This article first appeared in August 2010.
I’m looking for potential investors for my new business, but I don’t think I’m prepared to face any yet! What do I need to do to be “investor ready”?
Some of the things that investors look for before investing into an early stage business are:
- Management expertise: An experienced and stable management team not only knowledgeable about the industry and product, but capable of successfully implementing the business plan and managing the company’s operations. Investors invest in management who are committed to the long-term objectives of the business. As a start up, you might be the management team! So what you need to do is demonstrate that you have what it takes to execute the business plan. And if you are light on experience in certain areas, employ or bring in the right expertise (as an advisory board for example) that can complement your skills and give the investor confidence.
- Business plan: Develop a realistic investor-ready business plan (featuring a detailed and realistic business strategy of current and future plans). There is a lot of business planning software available on the market and it’s fairly cheap. Without a business plan, the investor will have no confidence in what you are proposing to do, or how you will do it.

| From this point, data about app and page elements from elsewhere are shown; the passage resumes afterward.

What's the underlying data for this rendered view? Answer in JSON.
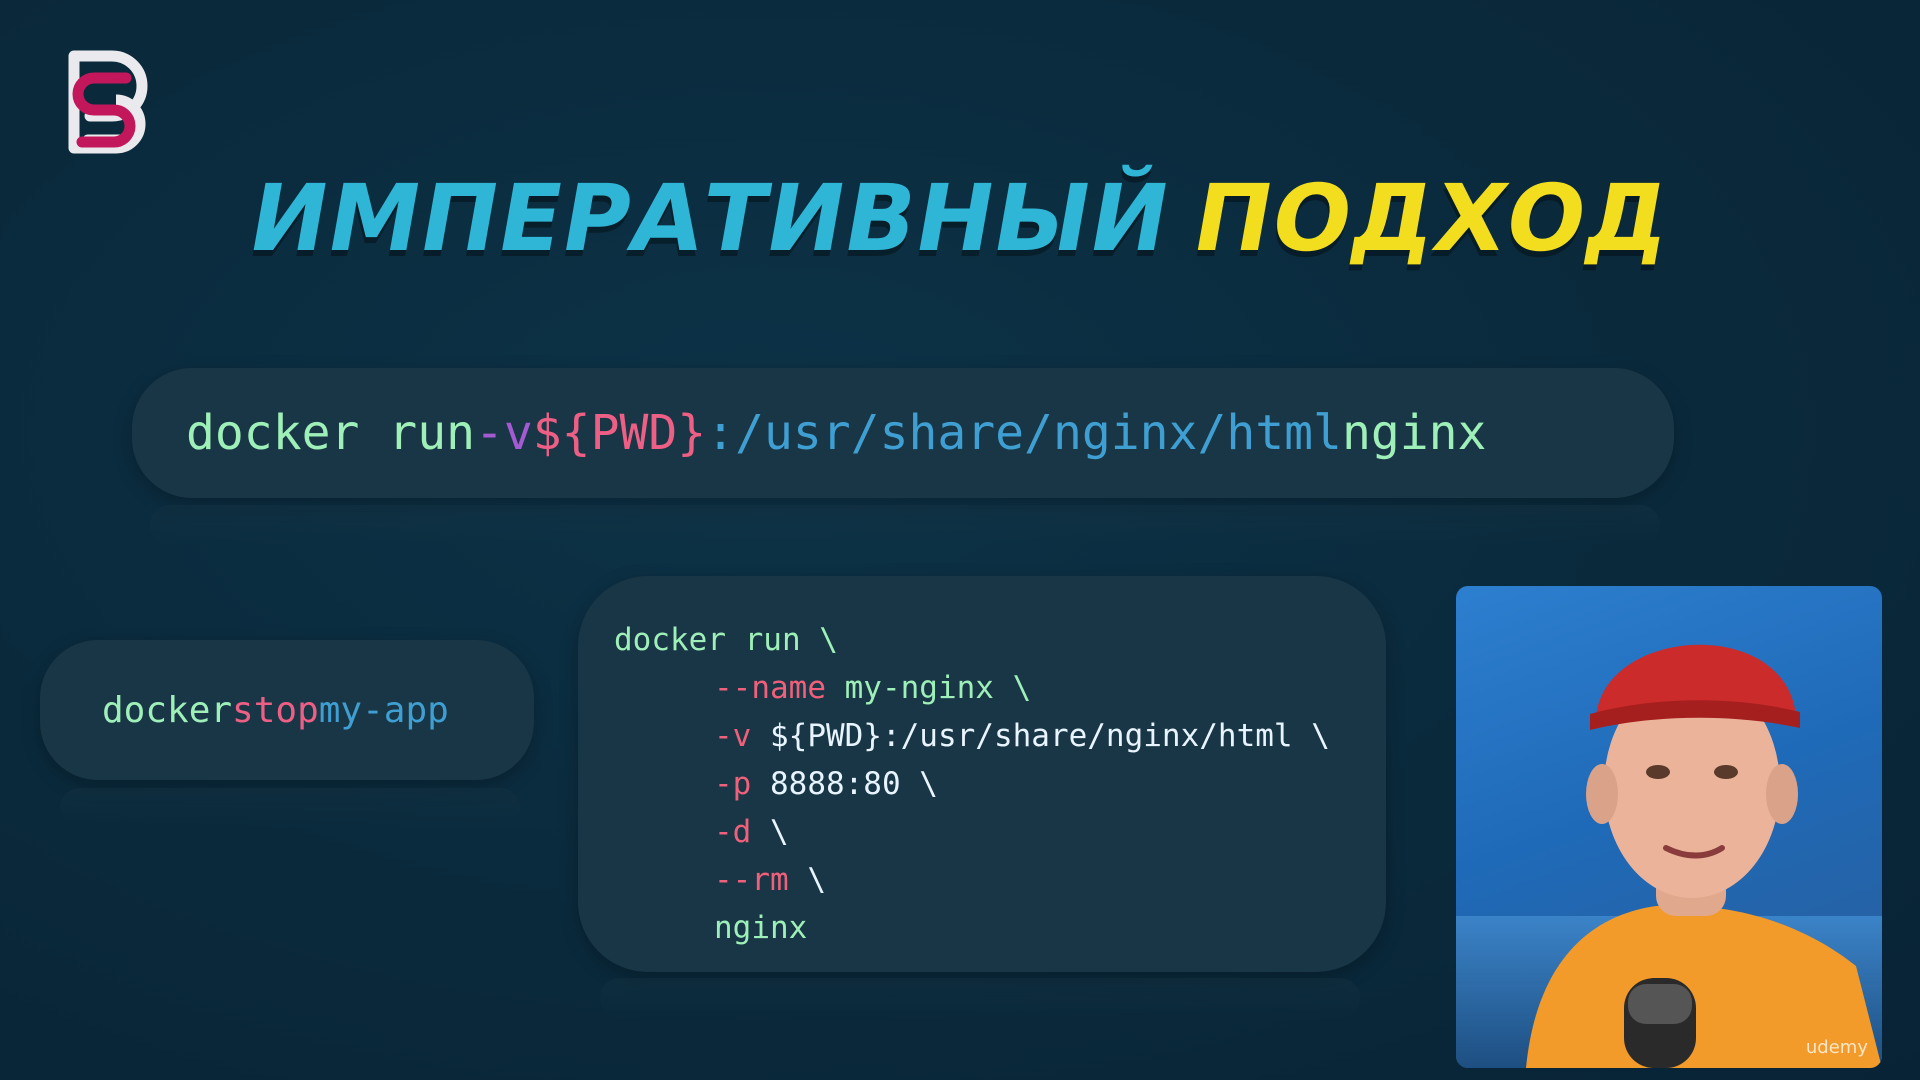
{
  "title": {
    "part1": "ИМПЕРАТИВНЫЙ",
    "part2": "ПОДХОД"
  },
  "command_main": {
    "t1": "docker run",
    "t2": "-v",
    "t3": "${PWD}",
    "t4": ":/usr/share/nginx/html",
    "t5": "nginx"
  },
  "command_stop": {
    "t1": "docker",
    "t2": "stop",
    "t3": "my-app"
  },
  "code_block": {
    "line1": "docker run \\",
    "line2_flag": "--name",
    "line2_rest": " my-nginx \\",
    "line3_flag": "-v",
    "line3_rest": " ${PWD}:/usr/share/nginx/html \\",
    "line4_flag": "-p",
    "line4_rest": " 8888:80 \\",
    "line5_flag": "-d",
    "line5_rest": " \\",
    "line6_flag": "--rm",
    "line6_rest": " \\",
    "line7": "nginx"
  },
  "watermark": "udemy",
  "colors": {
    "background": "#0a2a3c",
    "title_cyan": "#2fb6d6",
    "title_yellow": "#f2de1e",
    "code_green": "#9ff0b8",
    "code_pink": "#ee5f86",
    "code_purple": "#a45ad2",
    "code_blue": "#3f9fd2"
  },
  "icons": {
    "logo": "brand-logo"
  }
}
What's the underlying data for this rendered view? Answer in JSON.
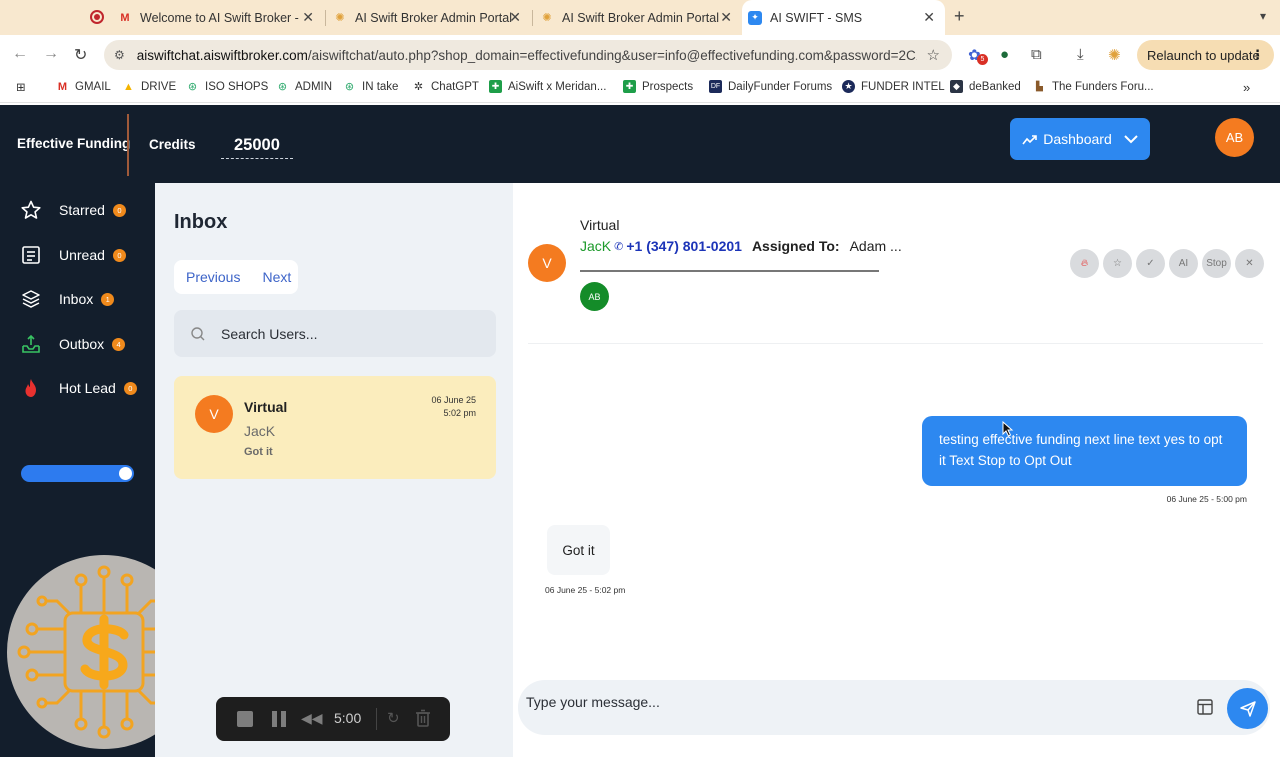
{
  "browser": {
    "tabs": [
      {
        "title": "Welcome to AI Swift Broker -"
      },
      {
        "title": "AI Swift Broker Admin Portal"
      },
      {
        "title": "AI Swift Broker Admin Portal"
      },
      {
        "title": "AI SWIFT - SMS"
      }
    ],
    "url_host": "aiswiftchat.aiswiftbroker.com",
    "url_path": "/aiswiftchat/auto.php?shop_domain=effectivefunding&user=info@effectivefunding.com&password=2C1...",
    "extension_badge": "5",
    "relaunch_label": "Relaunch to update",
    "bookmarks": [
      "GMAIL",
      "DRIVE",
      "ISO SHOPS",
      "ADMIN",
      "IN take",
      "ChatGPT",
      "AiSwift x Meridan...",
      "Prospects",
      "DailyFunder Forums",
      "FUNDER INTEL",
      "deBanked",
      "The Funders Foru..."
    ]
  },
  "header": {
    "brand": "Effective Funding",
    "credits_label": "Credits",
    "credits_value": "25000",
    "dashboard_label": "Dashboard",
    "avatar_initials": "AB"
  },
  "sidebar": {
    "items": [
      {
        "label": "Starred",
        "count": "0"
      },
      {
        "label": "Unread",
        "count": "0"
      },
      {
        "label": "Inbox",
        "count": "1"
      },
      {
        "label": "Outbox",
        "count": "4"
      },
      {
        "label": "Hot Lead",
        "count": "0"
      }
    ]
  },
  "inbox": {
    "title": "Inbox",
    "prev_label": "Previous",
    "next_label": "Next",
    "search_placeholder": "Search Users...",
    "conversations": [
      {
        "initial": "V",
        "name": "Virtual",
        "sub": "JacK",
        "last_message": "Got it",
        "date": "06 June 25",
        "time": "5:02 pm"
      }
    ]
  },
  "chat": {
    "initial": "V",
    "name": "Virtual",
    "sub": "JacK",
    "phone": "+1 (347) 801-0201",
    "assigned_label": "Assigned To:",
    "assignee": "Adam ...",
    "assignee_chip": "AB",
    "actions": {
      "stop_label": "Stop",
      "ai_label": "AI"
    },
    "messages": [
      {
        "direction": "out",
        "text": "testing effective funding next line text yes to opt it Text Stop to Opt Out",
        "time": "06 June 25 - 5:00 pm"
      },
      {
        "direction": "in",
        "text": "Got it",
        "time": "06 June 25 - 5:02 pm"
      }
    ],
    "compose_placeholder": "Type your message..."
  },
  "recorder": {
    "elapsed": "5:00"
  },
  "colors": {
    "accent_blue": "#2d88f0",
    "orange": "#f47b20",
    "dark_nav": "#131e2c",
    "card_highlight": "#fbedbd"
  }
}
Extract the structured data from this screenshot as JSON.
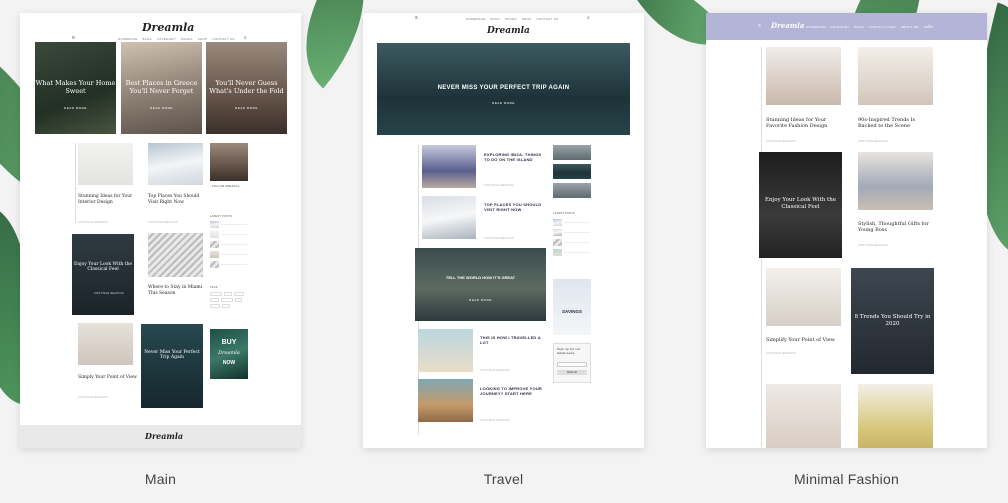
{
  "colors": {
    "page_bg": "#f3f3f3",
    "fashion_header": "#b4b4d8",
    "leaf": "#2d6a3a"
  },
  "demos": [
    {
      "label": "Main"
    },
    {
      "label": "Travel"
    },
    {
      "label": "Minimal Fashion"
    }
  ],
  "main": {
    "logo": "Dreamla",
    "footer_logo": "Dreamla",
    "nav": [
      "HOMEPAGE",
      "BLOG",
      "CATEGORY",
      "PAGES",
      "SHOP",
      "CONTACT US"
    ],
    "hero_slides": [
      {
        "title": "What Makes Your Home Sweet",
        "button": "READ MORE"
      },
      {
        "title": "Best Places in Greece You'll Never Forget",
        "button": "READ MORE"
      },
      {
        "title": "You'll Never Guess What's Under the Fold",
        "button": "READ MORE"
      }
    ],
    "posts": [
      {
        "title": "Stunning Ideas for Your Interior Design",
        "more": "CONTINUE READING"
      },
      {
        "title": "Top Places You Should Visit Right Now",
        "more": "CONTINUE READING"
      },
      {
        "title": "Enjoy Your Look With the Classical Feel",
        "more": "CONTINUE READING"
      },
      {
        "title": "Where to Stay in Miami This Season",
        "more": "CONTINUE READING"
      },
      {
        "title": "Simply Your Point of View",
        "more": "CONTINUE READING"
      },
      {
        "title": "Never Miss Your Perfect Trip Again",
        "more": "CONTINUE READING"
      }
    ],
    "sidebar": {
      "author": "FOLLOW DREAMLA",
      "latest_heading": "LATEST POSTS",
      "tags_heading": "TAGS",
      "ad": {
        "text": "BUY",
        "logo": "Dreamla",
        "sub": "NOW"
      }
    }
  },
  "travel": {
    "logo": "Dreamla",
    "nav": [
      "HOMEPAGE",
      "BLOG",
      "PAGES",
      "SHOP",
      "CONTACT US"
    ],
    "hero": {
      "title": "NEVER MISS YOUR PERFECT TRIP AGAIN",
      "button": "READ MORE"
    },
    "posts": [
      {
        "title": "EXPLORING IBIZA: THINGS TO DO ON THE ISLAND",
        "more": "CONTINUE READING"
      },
      {
        "title": "TOP PLACES YOU SHOULD VISIT RIGHT NOW",
        "more": "CONTINUE READING"
      },
      {
        "title": "TELL THE WORLD HOW IT'S GREAT",
        "more": "READ MORE"
      },
      {
        "title": "THIS IS HOW I TRAVELLED A LOT",
        "more": "CONTINUE READING"
      },
      {
        "title": "LOOKING TO IMPROVE YOUR JOURNEY? START HERE",
        "more": "CONTINUE READING"
      }
    ],
    "sidebar": {
      "latest_heading": "LATEST POSTS",
      "banner": "SAVINGS",
      "newsletter": "Sign up for our latest news",
      "newsletter_button": "SIGN UP"
    }
  },
  "fashion": {
    "logo": "Dreamla",
    "nav": [
      "HOMEPAGE",
      "CATEGORY",
      "BLOG",
      "CONTACT PAGE",
      "ABOUT ME",
      "SHOP"
    ],
    "posts": [
      {
        "title": "Stunning Ideas for Your Favorite Fashion Design",
        "more": "CONTINUE READING"
      },
      {
        "title": "90s-Inspired Trends Is Backed to the Scene",
        "more": "CONTINUE READING"
      },
      {
        "title": "Enjoy Your Look With the Classical Feel",
        "more": "CONTINUE READING"
      },
      {
        "title": "Stylish, Thoughtful Gifts for Young Boss",
        "more": "CONTINUE READING"
      },
      {
        "title": "Simplify Your Point of View",
        "more": "CONTINUE READING"
      },
      {
        "title": "8 Trends You Should Try in 2020",
        "more": "CONTINUE READING"
      }
    ]
  }
}
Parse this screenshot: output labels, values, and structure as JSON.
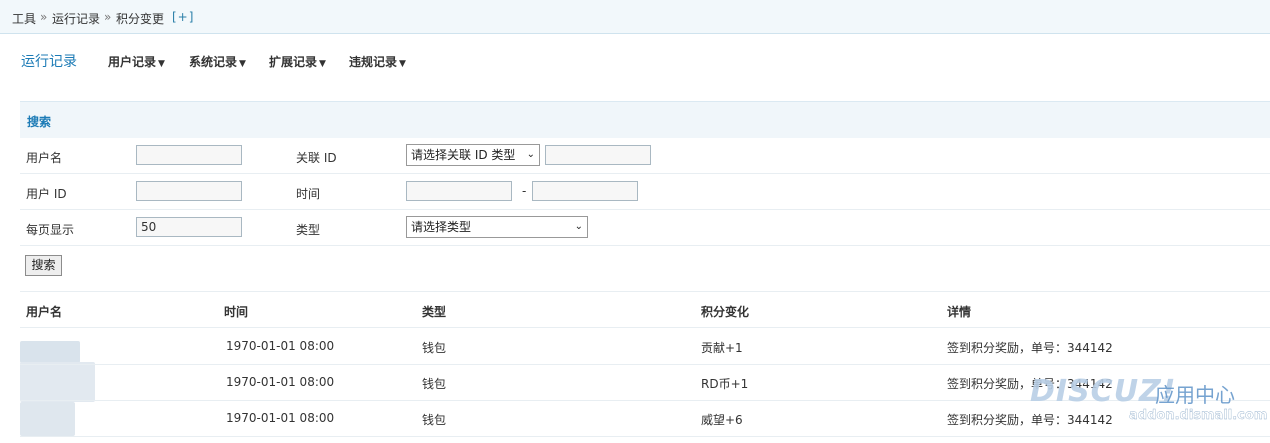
{
  "breadcrumb": {
    "items": [
      "工具",
      "运行记录",
      "积分变更"
    ],
    "sep": "»",
    "plus": "[+]"
  },
  "nav": {
    "title": "运行记录",
    "items": [
      {
        "label": "用户记录"
      },
      {
        "label": "系统记录"
      },
      {
        "label": "扩展记录"
      },
      {
        "label": "违规记录"
      }
    ],
    "caret": "▼"
  },
  "search": {
    "heading": "搜索",
    "username_label": "用户名",
    "relid_label": "关联 ID",
    "relid_type_select": "请选择关联 ID 类型",
    "userid_label": "用户 ID",
    "time_label": "时间",
    "time_sep": "-",
    "perpage_label": "每页显示",
    "perpage_value": "50",
    "type_label": "类型",
    "type_select": "请选择类型",
    "submit": "搜索"
  },
  "table": {
    "columns": [
      "用户名",
      "时间",
      "类型",
      "积分变化",
      "详情"
    ],
    "rows": [
      {
        "time": "1970-01-01 08:00",
        "type": "钱包",
        "change": "贡献+1",
        "detail": "签到积分奖励，单号：344142"
      },
      {
        "time": "1970-01-01 08:00",
        "type": "钱包",
        "change": "RD币+1",
        "detail": "签到积分奖励，单号：344142"
      },
      {
        "time": "1970-01-01 08:00",
        "type": "钱包",
        "change": "威望+6",
        "detail": "签到积分奖励，单号：344142"
      }
    ]
  },
  "watermark": {
    "logo": "DISCUZ!",
    "cn": "应用中心",
    "url": "addon.dismall.com"
  },
  "colors": {
    "accent": "#1c7bb6",
    "panel": "#f0f6fa"
  }
}
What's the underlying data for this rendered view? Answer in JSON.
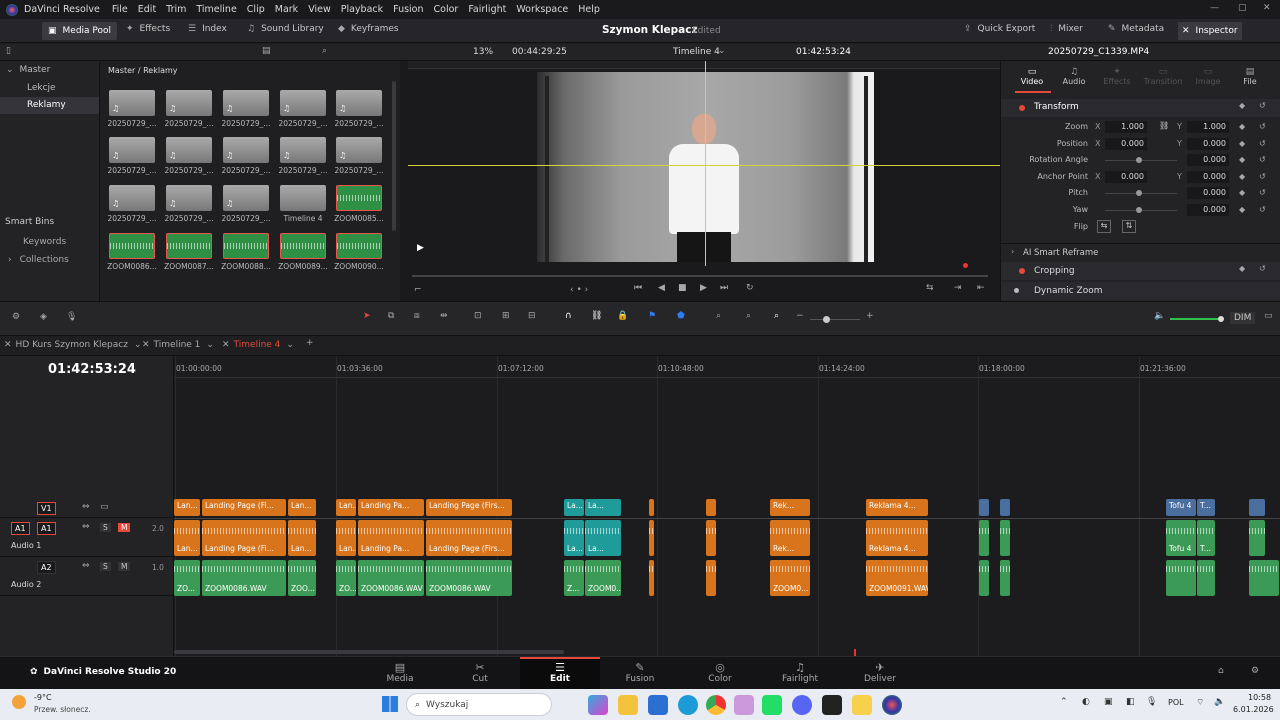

- Forecasts: Prepare some realistic and achievable financial forecasts that show potential for solid but not unrealistic returns for the investor.
- Flexibility: Be open to include, if required, the investor on the board or in the management of the business.
- Market research: Make sure you have a comprehensive understanding of your customer (target market), including market size, demographics, trends, pricing strategies, accessibility, growth potential, demand for products and services and commitment to business development.
- Valuation: Have a clear idea of the valuation of the business, the equity available for the investor and a strategy for the exit for the investor.
- Use of funds: Explain how the investment capital will be used to grow the business.
- USP: You must have a Unique Selling Proposition – in either product, distribution, profit, returns, management, location, contacts, technology, barriers to entry, patents or other unique competitive advantages.
Approaching investors unprepared is probably the single most common reason why entrepreneurs fail to attract capital. Some investors see 10 or 20 deals a week. If your proposal does not include all of the above, chances are you won’t get past first base and they are immediately onto the next deal.
Once you learn how to make your business “investor ready” and you succeed in attracting an investor the first time, going for subsequent rounds of funding, or funding a new venture becomes much easier. So if you want to become a successful entrepreneur, it’s worth spending the time and effort to learn how to make your company “investor ready”.